Myth and Mystery of Kate Blood Miller

by Gwen Hinz Sargeant

The chill is in the air this fall and the winds are blowing.  Blowing on that wind is a myth about Kate Blood, a tale of epic proportions. Kate Blood’s grave is in section W at Riverside Cemetery, close to the river, and set slightly apart. Her grave is famous, or maybe infamous. There are many renditions of the offenses people believed Kate unleashed upon her poor family. One tall tale speaks of the three footstones, each representing a child she murdered with an axe, another for the husband she killed. Another story tells of blood that runs from her tombstone.  No one seems to know who started all the rumors surrounding Kate but it does appear to have started in the 1980s.  

The only tragedy that exists in Kate’s story is the one that befell her. Kate Blood Miller died young, only 26, of consumption in Lawrence, Kansas. She was on her way to Colorado to try to find some respite from her consumption, so her real story is that of an Appleton pioneer. Kate was born in Appleton in 1851. Her parents, Colonel Henry Blood and Theresa Katherine Southmaid Blood, were also pioneers. Her father helped select the site for Lawrence Institute, as it was known then, and acted as an agent helping to build the university. Kate’s mother also died young in 1855 at the age of 36. Kate was only 4 at the time, the youngest of three siblings.  She had two older brothers, Egbert and Fred.

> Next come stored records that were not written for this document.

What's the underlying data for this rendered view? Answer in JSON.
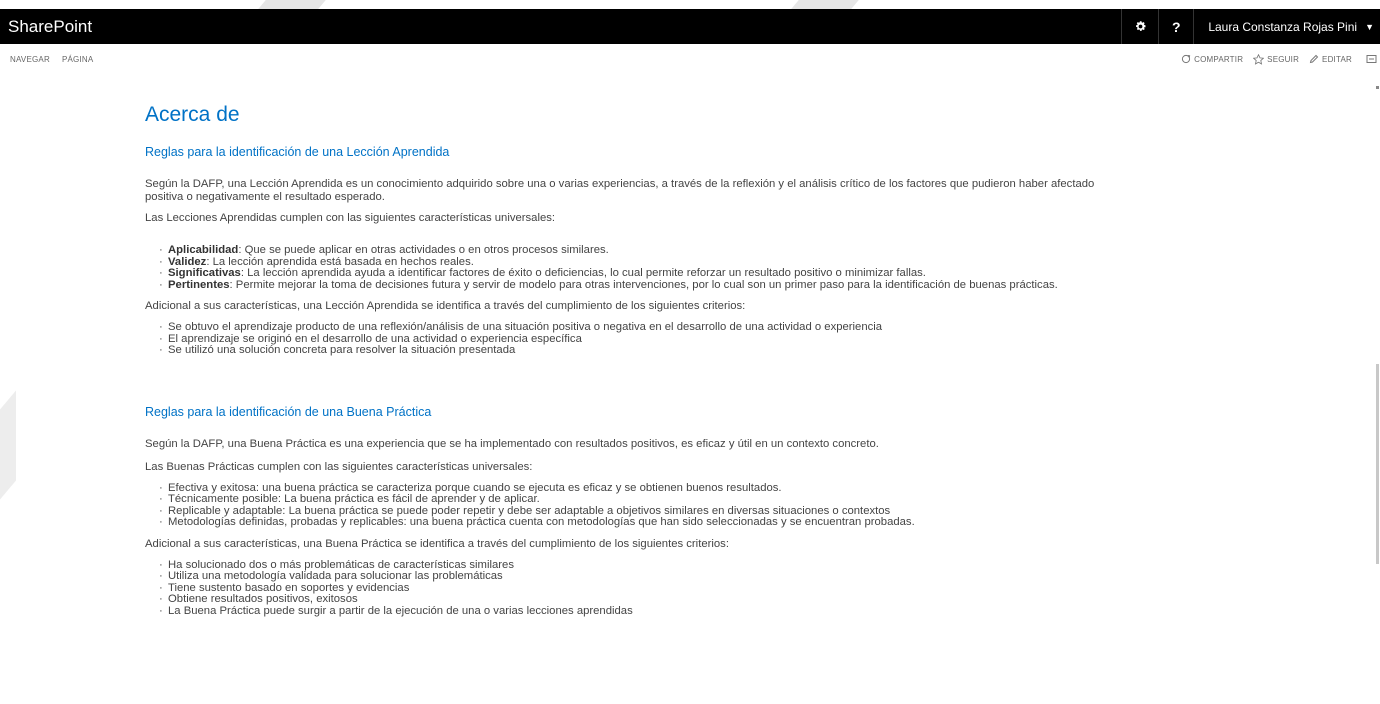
{
  "suitebar": {
    "brand": "SharePoint",
    "user_name": "Laura Constanza Rojas Pini"
  },
  "ribbon": {
    "tabs": [
      "NAVEGAR",
      "PÁGINA"
    ],
    "actions": {
      "share": "COMPARTIR",
      "follow": "SEGUIR",
      "edit": "EDITAR"
    }
  },
  "page": {
    "title": "Acerca de",
    "lessons": {
      "heading": "Reglas para la identificación de una Lección Aprendida",
      "intro_line1": "Según la DAFP, una Lección Aprendida es un conocimiento adquirido sobre una o varias experiencias, a través de la reflexión y el análisis crítico de los factores que pudieron haber afectado",
      "intro_line2": "positiva o negativamente el resultado esperado.",
      "characteristics_intro": "Las Lecciones Aprendidas cumplen con las siguientes características universales:",
      "characteristics": [
        {
          "term": "Aplicabilidad",
          "text": ": Que se puede aplicar en otras actividades o en otros procesos similares."
        },
        {
          "term": "Validez",
          "text": ": La lección aprendida está basada en hechos reales."
        },
        {
          "term": "Significativas",
          "text": ": La lección aprendida ayuda a identificar factores de éxito o deficiencias, lo cual permite reforzar un resultado positivo o minimizar fallas."
        },
        {
          "term": "Pertinentes",
          "text": ": Permite mejorar la toma de decisiones futura y servir de modelo para otras intervenciones, por lo cual son un primer paso para la identificación de buenas prácticas."
        }
      ],
      "criteria_intro": "Adicional a sus características, una Lección Aprendida se identifica a través del cumplimiento de los siguientes criterios:",
      "criteria": [
        "Se obtuvo el aprendizaje producto de una reflexión/análisis de una situación positiva o negativa en el desarrollo de una actividad o experiencia",
        "El aprendizaje se originó en el desarrollo de una actividad o experiencia específica",
        "Se utilizó una solución concreta para resolver la situación presentada"
      ]
    },
    "practices": {
      "heading": "Reglas para la identificación de una Buena Práctica",
      "intro": "Según la DAFP, una Buena Práctica es una experiencia que se ha implementado con resultados positivos, es eficaz y útil en un contexto concreto.",
      "characteristics_intro": "Las Buenas Prácticas cumplen con las siguientes características universales:",
      "characteristics": [
        "Efectiva y exitosa: una buena práctica se caracteriza porque cuando se ejecuta es eficaz y se obtienen buenos resultados.",
        "Técnicamente posible: La buena práctica es fácil de aprender y de aplicar.",
        "Replicable y adaptable: La buena práctica se puede poder repetir y debe ser adaptable a objetivos similares en diversas situaciones o contextos",
        "Metodologías definidas, probadas y replicables: una buena práctica cuenta con metodologías que han sido seleccionadas y se encuentran probadas."
      ],
      "criteria_intro": "Adicional a sus características, una Buena Práctica se identifica a través del cumplimiento de los siguientes criterios:",
      "criteria": [
        "Ha solucionado dos o más problemáticas de características similares",
        "Utiliza una metodología validada para solucionar las problemáticas",
        "Tiene sustento basado en soportes y evidencias",
        "Obtiene resultados positivos, exitosos",
        "La Buena Práctica puede surgir a partir de la ejecución de una o varias lecciones aprendidas"
      ]
    }
  },
  "colors": {
    "suitebar_bg": "#000000",
    "accent_blue": "#0072c6",
    "body_text": "#444444"
  }
}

Kate attended Lawrence University and was known as Kitty to her friends and family. She had a large circle of friends since she grew up around Lawrence and from 1864 until 1871 she lived at her father’s hotel, Levake House. 

She married George Miller on her 21st birthday in 1872.  Her wedding to George took place at her father’s home on the northwest corner of Alton and Lawe Streets. The Appleton Post said, “George has secured a rich prize in one of Appleton’s fairest daughters. And although the place that once knew him as a bachelor will know him as such no more forever, we cannot but congratulate him and his happy bride on the alliance they have made.”

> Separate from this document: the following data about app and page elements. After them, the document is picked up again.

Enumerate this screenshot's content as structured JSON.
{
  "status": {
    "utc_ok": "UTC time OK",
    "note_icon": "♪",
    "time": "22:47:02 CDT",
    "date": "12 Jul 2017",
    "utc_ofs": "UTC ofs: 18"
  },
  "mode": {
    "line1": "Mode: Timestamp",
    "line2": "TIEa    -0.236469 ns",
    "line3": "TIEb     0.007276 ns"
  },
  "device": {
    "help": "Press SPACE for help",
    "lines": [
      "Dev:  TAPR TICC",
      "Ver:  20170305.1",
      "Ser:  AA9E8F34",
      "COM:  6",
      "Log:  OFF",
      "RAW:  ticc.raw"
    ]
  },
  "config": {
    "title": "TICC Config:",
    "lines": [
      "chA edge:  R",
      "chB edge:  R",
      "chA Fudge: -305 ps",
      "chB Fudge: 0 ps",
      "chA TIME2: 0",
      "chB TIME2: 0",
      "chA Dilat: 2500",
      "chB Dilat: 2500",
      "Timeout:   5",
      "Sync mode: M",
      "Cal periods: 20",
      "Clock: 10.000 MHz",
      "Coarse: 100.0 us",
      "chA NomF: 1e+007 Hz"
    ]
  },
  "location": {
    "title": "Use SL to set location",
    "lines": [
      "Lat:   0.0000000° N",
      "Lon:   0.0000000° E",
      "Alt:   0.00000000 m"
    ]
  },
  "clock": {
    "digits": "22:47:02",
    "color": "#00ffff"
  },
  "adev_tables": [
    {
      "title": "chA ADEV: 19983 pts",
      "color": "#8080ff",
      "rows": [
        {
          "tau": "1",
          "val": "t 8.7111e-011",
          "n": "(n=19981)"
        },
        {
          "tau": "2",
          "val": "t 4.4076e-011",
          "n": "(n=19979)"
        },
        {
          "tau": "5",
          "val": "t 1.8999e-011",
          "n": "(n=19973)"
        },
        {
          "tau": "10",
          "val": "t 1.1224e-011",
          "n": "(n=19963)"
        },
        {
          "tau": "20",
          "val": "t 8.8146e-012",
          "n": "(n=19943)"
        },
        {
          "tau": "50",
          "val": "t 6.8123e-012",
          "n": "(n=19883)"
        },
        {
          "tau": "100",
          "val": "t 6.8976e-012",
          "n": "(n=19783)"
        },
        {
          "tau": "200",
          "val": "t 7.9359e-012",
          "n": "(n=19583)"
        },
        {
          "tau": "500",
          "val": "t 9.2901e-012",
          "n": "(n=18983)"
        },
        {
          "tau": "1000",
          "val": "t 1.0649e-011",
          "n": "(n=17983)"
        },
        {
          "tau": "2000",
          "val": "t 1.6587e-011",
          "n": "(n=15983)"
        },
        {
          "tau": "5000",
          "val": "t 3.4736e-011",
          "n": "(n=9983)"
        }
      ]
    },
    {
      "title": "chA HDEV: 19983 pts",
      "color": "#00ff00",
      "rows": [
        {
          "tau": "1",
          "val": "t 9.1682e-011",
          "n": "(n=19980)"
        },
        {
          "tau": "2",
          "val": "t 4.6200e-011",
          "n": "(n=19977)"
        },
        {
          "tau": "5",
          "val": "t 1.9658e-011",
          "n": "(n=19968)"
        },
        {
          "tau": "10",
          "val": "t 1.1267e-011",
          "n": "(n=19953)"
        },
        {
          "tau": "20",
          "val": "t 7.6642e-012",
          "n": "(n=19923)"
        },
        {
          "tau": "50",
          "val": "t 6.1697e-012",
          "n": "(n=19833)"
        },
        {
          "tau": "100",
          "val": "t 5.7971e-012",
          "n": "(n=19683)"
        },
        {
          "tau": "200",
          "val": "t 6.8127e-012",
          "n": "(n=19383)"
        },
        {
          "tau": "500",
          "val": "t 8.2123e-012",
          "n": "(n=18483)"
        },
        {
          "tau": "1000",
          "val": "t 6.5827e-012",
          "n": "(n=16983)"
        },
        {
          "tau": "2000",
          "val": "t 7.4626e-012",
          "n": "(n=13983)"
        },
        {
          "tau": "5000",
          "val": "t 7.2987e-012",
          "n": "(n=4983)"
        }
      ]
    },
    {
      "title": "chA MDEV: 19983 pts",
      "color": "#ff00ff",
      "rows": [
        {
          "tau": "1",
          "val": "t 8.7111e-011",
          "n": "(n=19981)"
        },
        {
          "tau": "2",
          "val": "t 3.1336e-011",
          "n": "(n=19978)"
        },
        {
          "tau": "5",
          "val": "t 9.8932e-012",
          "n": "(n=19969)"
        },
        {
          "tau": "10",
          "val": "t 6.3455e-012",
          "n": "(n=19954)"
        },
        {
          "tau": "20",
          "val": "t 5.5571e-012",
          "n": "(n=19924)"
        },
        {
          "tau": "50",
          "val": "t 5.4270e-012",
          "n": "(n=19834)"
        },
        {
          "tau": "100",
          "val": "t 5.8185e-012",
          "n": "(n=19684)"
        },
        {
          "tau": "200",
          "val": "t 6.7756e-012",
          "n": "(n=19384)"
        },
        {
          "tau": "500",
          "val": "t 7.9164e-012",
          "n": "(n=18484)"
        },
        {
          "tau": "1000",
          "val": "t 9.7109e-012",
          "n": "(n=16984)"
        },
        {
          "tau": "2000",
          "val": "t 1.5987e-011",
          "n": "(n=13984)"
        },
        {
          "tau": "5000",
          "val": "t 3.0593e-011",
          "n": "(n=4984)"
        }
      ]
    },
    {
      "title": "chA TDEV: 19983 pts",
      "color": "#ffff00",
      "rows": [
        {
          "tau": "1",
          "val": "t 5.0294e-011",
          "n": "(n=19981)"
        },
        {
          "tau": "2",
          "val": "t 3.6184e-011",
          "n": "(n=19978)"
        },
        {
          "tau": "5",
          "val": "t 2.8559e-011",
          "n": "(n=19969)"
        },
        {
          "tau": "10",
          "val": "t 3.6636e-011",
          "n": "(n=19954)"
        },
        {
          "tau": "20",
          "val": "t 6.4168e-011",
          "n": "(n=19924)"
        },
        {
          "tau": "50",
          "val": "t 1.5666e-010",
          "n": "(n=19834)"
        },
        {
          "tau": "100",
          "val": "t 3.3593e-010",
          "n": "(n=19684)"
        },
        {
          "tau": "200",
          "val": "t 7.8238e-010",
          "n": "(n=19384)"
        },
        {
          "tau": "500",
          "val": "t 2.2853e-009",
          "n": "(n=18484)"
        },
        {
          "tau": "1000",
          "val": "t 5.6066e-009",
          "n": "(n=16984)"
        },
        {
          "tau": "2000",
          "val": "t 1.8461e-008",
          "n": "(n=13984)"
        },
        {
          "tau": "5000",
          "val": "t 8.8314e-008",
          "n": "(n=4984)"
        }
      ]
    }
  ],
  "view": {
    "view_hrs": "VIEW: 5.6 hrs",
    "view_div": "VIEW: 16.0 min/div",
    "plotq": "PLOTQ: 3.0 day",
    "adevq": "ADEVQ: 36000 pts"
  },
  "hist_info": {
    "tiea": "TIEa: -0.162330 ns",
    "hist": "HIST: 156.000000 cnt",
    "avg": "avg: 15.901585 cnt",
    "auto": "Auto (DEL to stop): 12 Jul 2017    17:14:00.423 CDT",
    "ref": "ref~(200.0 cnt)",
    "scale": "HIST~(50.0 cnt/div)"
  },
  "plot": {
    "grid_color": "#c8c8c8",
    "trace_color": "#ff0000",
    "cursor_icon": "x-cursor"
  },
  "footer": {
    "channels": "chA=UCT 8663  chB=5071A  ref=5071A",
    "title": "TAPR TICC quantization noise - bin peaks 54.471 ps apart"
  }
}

George was a bookbinder for Alexander Reid and eventually publisher for the Appleton Post.  They lived on the East side of Union Street. George and Kate had a son who died young, and a daughter Zana Katherine Miller born April 29, 1873. Zana was only 16 months old at the time of her mother’s passing. Zana attended Milwaukee Downer and Lake Forest. She became a librarian for Appleton and then Neenah in 1904. She moved around, acting as librarian in a number of places including Lawrence College. She wrote many famous papers on how to organize a library.  

George Miller passed away in 1916 in Chicago and was brought back to Appleton for burial.  The three footstones at Kate Blood’s grave are her stone, her husband George’s stone, and George’s second wife, Mary Hutchinson’s stone. 

There isn’t a sinister mystery, just three lives well-lived. If Kate’s tombstone bleeds, it is only because of the tragedy she experienced in her early departure from this earth.